Atterbury Trust is again creating the opportunity for rising young stars to shine by showcasing the very best of young South African talent in the Atterbury National Piano Competition 2018.
Presented for the eighth time this year, the prestigious competition has become a highlight on the local musical calendar. It takes place from 22 to 26 October at the Atterbury Theatre in Pretoria.
The Atterbury National Piano Competition is the only competition of its kind in South Africa hosted every year for young pianists aged 19 years and younger. There are big prizes to be won, totalling R115,000. The overall winner will be awarded a cash prize of at least R35,000.
This year, 41 promising young South African pianists have been selected to participate. They will compete in three categories: 12 years and younger, 15 years and younger and 19 years and younger, and will have to adhere to the strict rules and requirements for the works they present during the competition.
Zahn Hulme, who heads Atterbury Trust, the competition’s main sponsor, says: “We are proud to present the most accomplished young pianists the country has to offer. This fiercely-contested competition provides young musicians who are aiming for a high standard of performance excellence with an invaluable platform to showcase their technique, expression and grit. We are thrilled to create a stage for their tremendous talent and wish all the contests the very best for their performances in this thoroughly enjoyable celebration of beautiful music.”
The competition opens on Monday, October 22 at 6.30pm. Celebrated 17-year-old pianist Louis Nel, 2017’s overall winner, will present a short programme.

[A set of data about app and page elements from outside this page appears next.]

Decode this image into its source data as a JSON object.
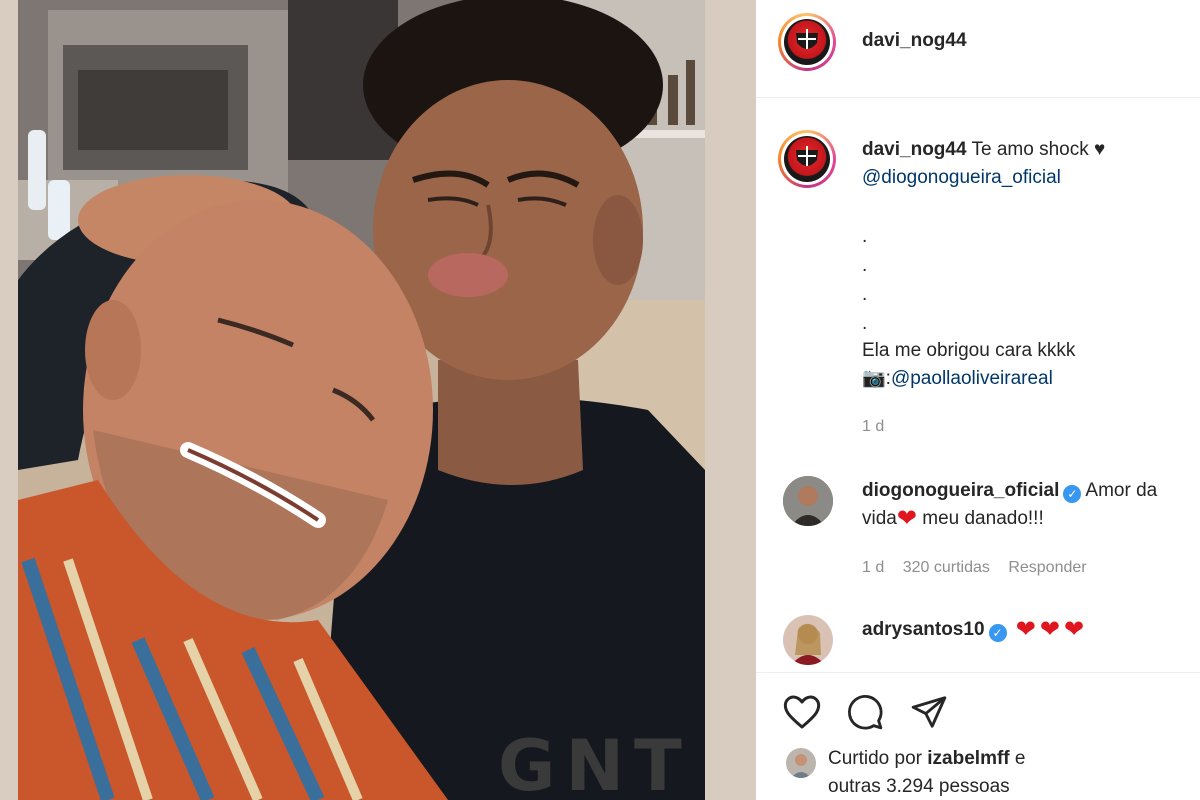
{
  "post": {
    "author": "davi_nog44",
    "caption_username": "davi_nog44",
    "caption_text": "Te amo shock ♥",
    "caption_mention": "@diogonogueira_oficial",
    "dots": [
      ".",
      ".",
      ".",
      "."
    ],
    "caption_line2": "Ela me obrigou cara kkkk",
    "camera_emoji": "📷",
    "photo_credit_prefix": ":",
    "photo_credit_mention": "@paollaoliveirareal",
    "caption_time": "1 d"
  },
  "comments": [
    {
      "username": "diogonogueira_oficial",
      "verified": true,
      "text_part1": "Amor da",
      "text_part2_prefix": "vida",
      "text_part2_suffix": "meu danado!!!",
      "time": "1 d",
      "likes": "320 curtidas",
      "reply_label": "Responder"
    },
    {
      "username": "adrysantos10",
      "verified": true,
      "hearts": "❤❤❤"
    }
  ],
  "likes": {
    "prefix": "Curtido por",
    "user": "izabelmff",
    "connector": "e",
    "others": "outras 3.294 pessoas"
  },
  "photo_text": "GNT",
  "icons": {
    "like": "heart-outline-icon",
    "comment": "comment-bubble-icon",
    "share": "paper-plane-icon",
    "verified": "verified-badge-icon",
    "camera": "camera-emoji"
  },
  "colors": {
    "mention": "#00376b",
    "verified": "#3897f0",
    "heart": "#e0161e",
    "meta": "#8e8e8e"
  }
}
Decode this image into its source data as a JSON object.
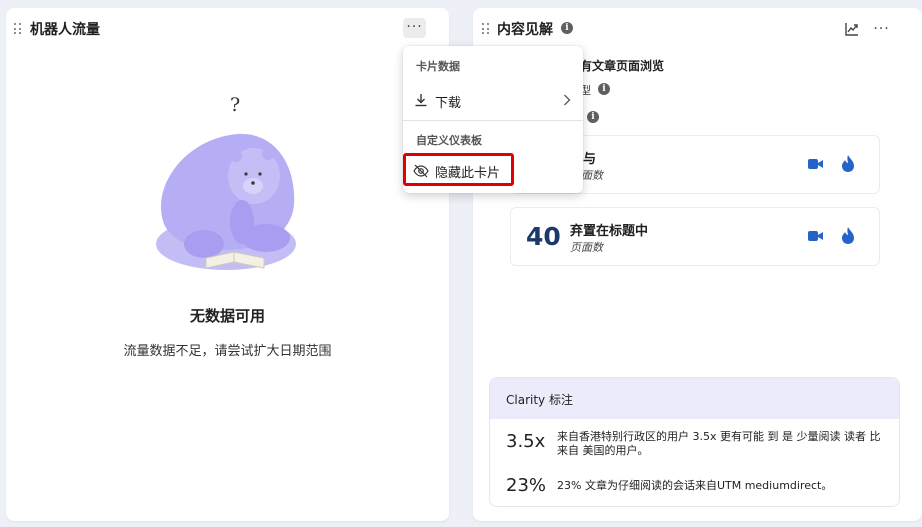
{
  "left_card": {
    "title": "机器人流量",
    "more_label": "···",
    "question_mark": "?",
    "no_data_title": "无数据可用",
    "no_data_description": "流量数据不足，请尝试扩大日期范围"
  },
  "card_menu": {
    "section_card_data": "卡片数据",
    "download_label": "下载",
    "section_custom_dashboard": "自定义仪表板",
    "hide_card_label": "隐藏此卡片"
  },
  "right_card": {
    "title": "内容见解",
    "more_label": "···",
    "article_views_label": "有文章页面浏览",
    "truncated_line_1": "型",
    "metrics": [
      {
        "number": "",
        "title": "参与",
        "subtitle": "页面数"
      },
      {
        "number": "40",
        "title": "弃置在标题中",
        "subtitle": "页面数"
      }
    ],
    "clarity": {
      "title": "Clarity 标注",
      "insights": [
        {
          "number": "3.5x",
          "text": "来自香港特别行政区的用户 3.5x 更有可能 到 是 少量阅读 读者 比来自 美国的用户。"
        },
        {
          "number": "23%",
          "text": "23% 文章为仔细阅读的会话来自UTM mediumdirect。"
        }
      ]
    }
  },
  "colors": {
    "background": "#eef0f8",
    "accent_blue": "#2563c9",
    "highlight_red": "#e00000",
    "clarity_header": "#ecebfb",
    "bear_purple": "#b5aef5"
  }
}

Then, the Fifth Stefans Grové National Composition Competition winners will be announced and their work performed. Finally, the 2018 participants will be introduced to the audience.

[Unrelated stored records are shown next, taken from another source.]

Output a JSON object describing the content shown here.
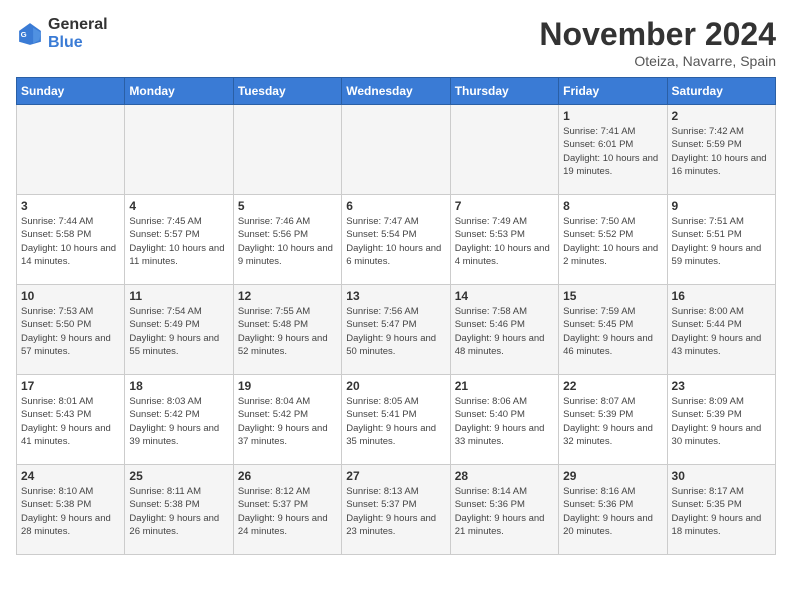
{
  "logo": {
    "line1": "General",
    "line2": "Blue"
  },
  "title": "November 2024",
  "location": "Oteiza, Navarre, Spain",
  "weekdays": [
    "Sunday",
    "Monday",
    "Tuesday",
    "Wednesday",
    "Thursday",
    "Friday",
    "Saturday"
  ],
  "weeks": [
    [
      {
        "day": "",
        "info": ""
      },
      {
        "day": "",
        "info": ""
      },
      {
        "day": "",
        "info": ""
      },
      {
        "day": "",
        "info": ""
      },
      {
        "day": "",
        "info": ""
      },
      {
        "day": "1",
        "info": "Sunrise: 7:41 AM\nSunset: 6:01 PM\nDaylight: 10 hours and 19 minutes."
      },
      {
        "day": "2",
        "info": "Sunrise: 7:42 AM\nSunset: 5:59 PM\nDaylight: 10 hours and 16 minutes."
      }
    ],
    [
      {
        "day": "3",
        "info": "Sunrise: 7:44 AM\nSunset: 5:58 PM\nDaylight: 10 hours and 14 minutes."
      },
      {
        "day": "4",
        "info": "Sunrise: 7:45 AM\nSunset: 5:57 PM\nDaylight: 10 hours and 11 minutes."
      },
      {
        "day": "5",
        "info": "Sunrise: 7:46 AM\nSunset: 5:56 PM\nDaylight: 10 hours and 9 minutes."
      },
      {
        "day": "6",
        "info": "Sunrise: 7:47 AM\nSunset: 5:54 PM\nDaylight: 10 hours and 6 minutes."
      },
      {
        "day": "7",
        "info": "Sunrise: 7:49 AM\nSunset: 5:53 PM\nDaylight: 10 hours and 4 minutes."
      },
      {
        "day": "8",
        "info": "Sunrise: 7:50 AM\nSunset: 5:52 PM\nDaylight: 10 hours and 2 minutes."
      },
      {
        "day": "9",
        "info": "Sunrise: 7:51 AM\nSunset: 5:51 PM\nDaylight: 9 hours and 59 minutes."
      }
    ],
    [
      {
        "day": "10",
        "info": "Sunrise: 7:53 AM\nSunset: 5:50 PM\nDaylight: 9 hours and 57 minutes."
      },
      {
        "day": "11",
        "info": "Sunrise: 7:54 AM\nSunset: 5:49 PM\nDaylight: 9 hours and 55 minutes."
      },
      {
        "day": "12",
        "info": "Sunrise: 7:55 AM\nSunset: 5:48 PM\nDaylight: 9 hours and 52 minutes."
      },
      {
        "day": "13",
        "info": "Sunrise: 7:56 AM\nSunset: 5:47 PM\nDaylight: 9 hours and 50 minutes."
      },
      {
        "day": "14",
        "info": "Sunrise: 7:58 AM\nSunset: 5:46 PM\nDaylight: 9 hours and 48 minutes."
      },
      {
        "day": "15",
        "info": "Sunrise: 7:59 AM\nSunset: 5:45 PM\nDaylight: 9 hours and 46 minutes."
      },
      {
        "day": "16",
        "info": "Sunrise: 8:00 AM\nSunset: 5:44 PM\nDaylight: 9 hours and 43 minutes."
      }
    ],
    [
      {
        "day": "17",
        "info": "Sunrise: 8:01 AM\nSunset: 5:43 PM\nDaylight: 9 hours and 41 minutes."
      },
      {
        "day": "18",
        "info": "Sunrise: 8:03 AM\nSunset: 5:42 PM\nDaylight: 9 hours and 39 minutes."
      },
      {
        "day": "19",
        "info": "Sunrise: 8:04 AM\nSunset: 5:42 PM\nDaylight: 9 hours and 37 minutes."
      },
      {
        "day": "20",
        "info": "Sunrise: 8:05 AM\nSunset: 5:41 PM\nDaylight: 9 hours and 35 minutes."
      },
      {
        "day": "21",
        "info": "Sunrise: 8:06 AM\nSunset: 5:40 PM\nDaylight: 9 hours and 33 minutes."
      },
      {
        "day": "22",
        "info": "Sunrise: 8:07 AM\nSunset: 5:39 PM\nDaylight: 9 hours and 32 minutes."
      },
      {
        "day": "23",
        "info": "Sunrise: 8:09 AM\nSunset: 5:39 PM\nDaylight: 9 hours and 30 minutes."
      }
    ],
    [
      {
        "day": "24",
        "info": "Sunrise: 8:10 AM\nSunset: 5:38 PM\nDaylight: 9 hours and 28 minutes."
      },
      {
        "day": "25",
        "info": "Sunrise: 8:11 AM\nSunset: 5:38 PM\nDaylight: 9 hours and 26 minutes."
      },
      {
        "day": "26",
        "info": "Sunrise: 8:12 AM\nSunset: 5:37 PM\nDaylight: 9 hours and 24 minutes."
      },
      {
        "day": "27",
        "info": "Sunrise: 8:13 AM\nSunset: 5:37 PM\nDaylight: 9 hours and 23 minutes."
      },
      {
        "day": "28",
        "info": "Sunrise: 8:14 AM\nSunset: 5:36 PM\nDaylight: 9 hours and 21 minutes."
      },
      {
        "day": "29",
        "info": "Sunrise: 8:16 AM\nSunset: 5:36 PM\nDaylight: 9 hours and 20 minutes."
      },
      {
        "day": "30",
        "info": "Sunrise: 8:17 AM\nSunset: 5:35 PM\nDaylight: 9 hours and 18 minutes."
      }
    ]
  ]
}
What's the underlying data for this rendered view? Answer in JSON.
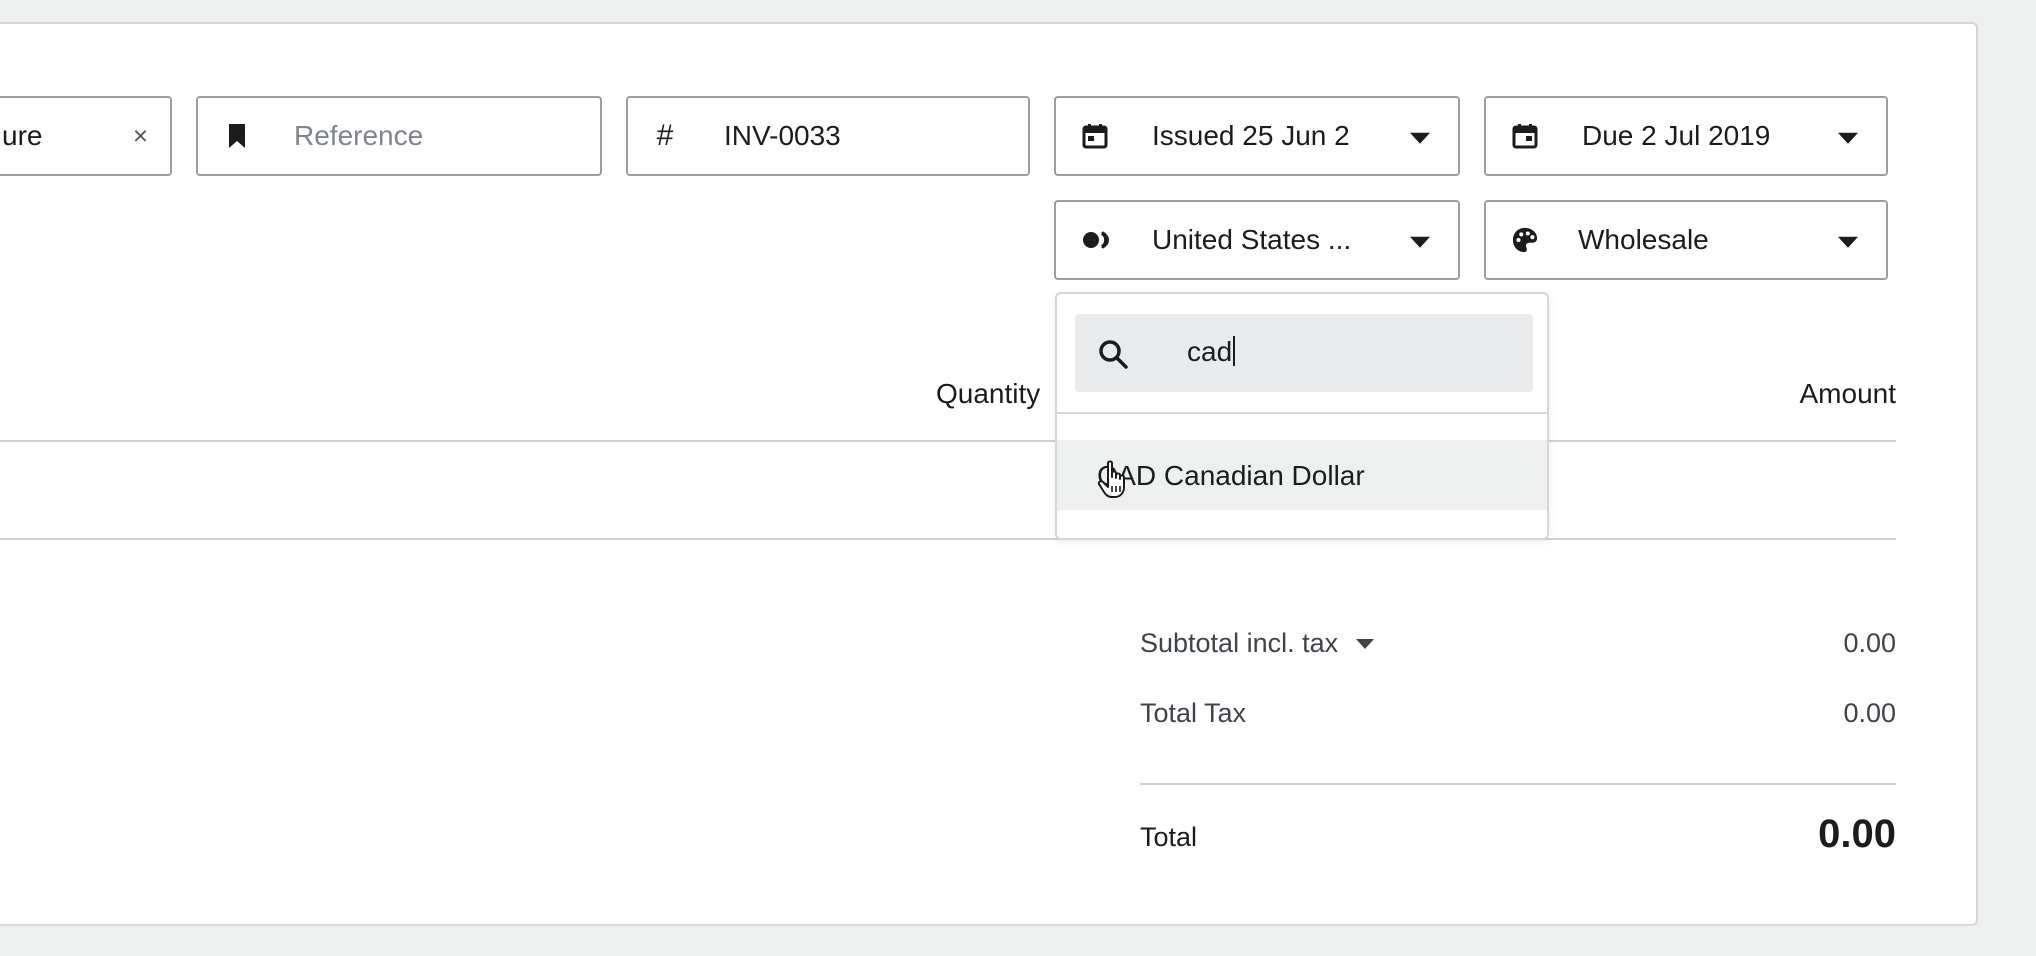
{
  "fields": {
    "contact": {
      "value": "ure",
      "clear": "×"
    },
    "reference": {
      "placeholder": "Reference"
    },
    "invoice_number": {
      "prefix": "#",
      "value": "INV-0033"
    },
    "issued": {
      "value": "Issued 25 Jun 2"
    },
    "due": {
      "value": "Due 2 Jul 2019"
    },
    "currency": {
      "value": "United States ..."
    },
    "branding": {
      "value": "Wholesale"
    }
  },
  "table": {
    "columns": {
      "quantity": "Quantity",
      "amount": "Amount"
    }
  },
  "currency_dropdown": {
    "search_value": "cad",
    "options": [
      "CAD Canadian Dollar"
    ]
  },
  "summary": {
    "subtotal_label": "Subtotal incl. tax",
    "subtotal_value": "0.00",
    "tax_label": "Total Tax",
    "tax_value": "0.00",
    "total_label": "Total",
    "total_value": "0.00"
  },
  "icons": {
    "reference": "bookmark-icon",
    "issued": "calendar-icon",
    "due": "calendar-icon",
    "currency": "currency-icon",
    "branding": "palette-icon",
    "search": "search-icon",
    "cursor": "hand-pointer-icon"
  }
}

The competition comprises four rounds with all candidates participating in the first two rounds, on Tuesday 23 and Wednesday 24 October from 8am to 6pm. From 41 competitors, only 18 semi-finalists will go on to the third round on Thursday 25 October, starting at 1pm. Three finalists from each of the three categories will be chosen.
Nine finalists will compete in the final round on Friday 26 October, each playing two works at the glittering gala event which starts at 7pm. The winners will be announced after the performances.
This year’s adjudication panel are Dr Erika Bothma, Dr Tessa Rhoodie and Prof Hubert van der Spuy. Atterbury Trust is the main sponsor of the competition, but several other sponsors contribute its success.
The public is welcome to watch and enjoy all rounds of the competition. Entrance is free for the opening ceremony and the first three rounds. Tickets for the final round on Friday 26 October can be purchased from Computicket.